Component data from apps and pages
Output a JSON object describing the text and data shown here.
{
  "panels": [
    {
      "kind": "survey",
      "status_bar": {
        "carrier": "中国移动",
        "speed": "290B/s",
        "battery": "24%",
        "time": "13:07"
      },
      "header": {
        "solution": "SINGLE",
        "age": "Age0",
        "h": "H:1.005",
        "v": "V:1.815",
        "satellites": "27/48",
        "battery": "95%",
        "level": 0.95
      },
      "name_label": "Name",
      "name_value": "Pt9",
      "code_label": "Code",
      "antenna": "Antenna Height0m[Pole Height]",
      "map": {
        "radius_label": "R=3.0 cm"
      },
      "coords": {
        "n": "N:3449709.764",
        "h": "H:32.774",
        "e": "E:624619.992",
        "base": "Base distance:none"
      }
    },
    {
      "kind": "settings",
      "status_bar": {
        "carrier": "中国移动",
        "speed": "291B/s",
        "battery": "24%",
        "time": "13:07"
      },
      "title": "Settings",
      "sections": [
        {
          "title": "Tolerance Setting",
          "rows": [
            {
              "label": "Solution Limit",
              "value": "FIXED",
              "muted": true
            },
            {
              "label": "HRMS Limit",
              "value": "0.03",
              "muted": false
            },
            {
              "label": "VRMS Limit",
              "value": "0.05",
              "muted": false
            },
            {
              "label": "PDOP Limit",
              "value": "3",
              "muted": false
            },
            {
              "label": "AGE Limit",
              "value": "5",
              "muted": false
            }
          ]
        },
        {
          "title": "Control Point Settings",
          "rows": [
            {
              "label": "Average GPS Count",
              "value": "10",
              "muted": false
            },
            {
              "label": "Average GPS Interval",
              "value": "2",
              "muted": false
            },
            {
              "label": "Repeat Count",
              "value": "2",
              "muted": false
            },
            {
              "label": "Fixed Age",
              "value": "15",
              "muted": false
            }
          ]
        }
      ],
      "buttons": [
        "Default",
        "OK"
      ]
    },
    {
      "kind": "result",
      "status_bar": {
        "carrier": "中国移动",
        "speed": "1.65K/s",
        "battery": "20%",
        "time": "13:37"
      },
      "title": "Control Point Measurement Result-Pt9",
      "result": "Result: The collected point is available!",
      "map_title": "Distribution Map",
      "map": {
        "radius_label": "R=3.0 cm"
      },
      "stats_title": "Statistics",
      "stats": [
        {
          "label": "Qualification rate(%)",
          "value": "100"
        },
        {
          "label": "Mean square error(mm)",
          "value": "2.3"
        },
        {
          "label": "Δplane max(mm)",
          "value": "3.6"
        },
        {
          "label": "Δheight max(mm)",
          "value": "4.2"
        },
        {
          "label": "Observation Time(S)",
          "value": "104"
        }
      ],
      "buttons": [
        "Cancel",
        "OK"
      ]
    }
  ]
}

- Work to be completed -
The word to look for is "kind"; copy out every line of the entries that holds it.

- Exercise answer -
      "kind": "survey",
      "kind": "settings",
      "kind": "result",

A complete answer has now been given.